YOUR INSTRUCTIONS:
The data below is to be set down again exactly as written.
-- ENTRIES PROVIDED follows --
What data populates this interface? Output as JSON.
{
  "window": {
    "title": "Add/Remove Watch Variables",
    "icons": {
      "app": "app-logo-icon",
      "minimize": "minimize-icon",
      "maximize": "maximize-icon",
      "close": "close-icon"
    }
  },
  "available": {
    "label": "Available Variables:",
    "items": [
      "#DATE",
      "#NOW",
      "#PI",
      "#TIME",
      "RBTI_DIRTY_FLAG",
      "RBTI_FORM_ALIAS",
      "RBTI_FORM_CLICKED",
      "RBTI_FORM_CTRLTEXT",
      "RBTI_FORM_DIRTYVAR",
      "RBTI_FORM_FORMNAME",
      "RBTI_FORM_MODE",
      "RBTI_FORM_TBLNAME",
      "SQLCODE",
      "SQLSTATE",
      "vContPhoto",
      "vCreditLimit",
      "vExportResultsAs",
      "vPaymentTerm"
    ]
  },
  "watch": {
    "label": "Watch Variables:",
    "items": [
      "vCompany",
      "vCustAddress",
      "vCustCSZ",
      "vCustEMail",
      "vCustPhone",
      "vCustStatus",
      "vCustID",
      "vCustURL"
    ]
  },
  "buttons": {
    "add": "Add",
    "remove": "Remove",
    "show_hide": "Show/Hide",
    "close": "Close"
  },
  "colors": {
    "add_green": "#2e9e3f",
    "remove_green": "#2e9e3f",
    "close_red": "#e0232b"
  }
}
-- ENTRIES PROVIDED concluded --
RESULT OF THIS TASK:
What data populates this interface? Output as JSON.
{
  "window": {
    "title": "Add/Remove Watch Variables",
    "icons": {
      "app": "app-logo-icon",
      "minimize": "minimize-icon",
      "maximize": "maximize-icon",
      "close": "close-icon"
    }
  },
  "available": {
    "label": "Available Variables:",
    "items": [
      "#DATE",
      "#NOW",
      "#PI",
      "#TIME",
      "RBTI_DIRTY_FLAG",
      "RBTI_FORM_ALIAS",
      "RBTI_FORM_CLICKED",
      "RBTI_FORM_CTRLTEXT",
      "RBTI_FORM_DIRTYVAR",
      "RBTI_FORM_FORMNAME",
      "RBTI_FORM_MODE",
      "RBTI_FORM_TBLNAME",
      "SQLCODE",
      "SQLSTATE",
      "vContPhoto",
      "vCreditLimit",
      "vExportResultsAs",
      "vPaymentTerm"
    ]
  },
  "watch": {
    "label": "Watch Variables:",
    "items": [
      "vCompany",
      "vCustAddress",
      "vCustCSZ",
      "vCustEMail",
      "vCustPhone",
      "vCustStatus",
      "vCustID",
      "vCustURL"
    ]
  },
  "buttons": {
    "add": "Add",
    "remove": "Remove",
    "show_hide": "Show/Hide",
    "close": "Close"
  },
  "colors": {
    "add_green": "#2e9e3f",
    "remove_green": "#2e9e3f",
    "close_red": "#e0232b"
  }
}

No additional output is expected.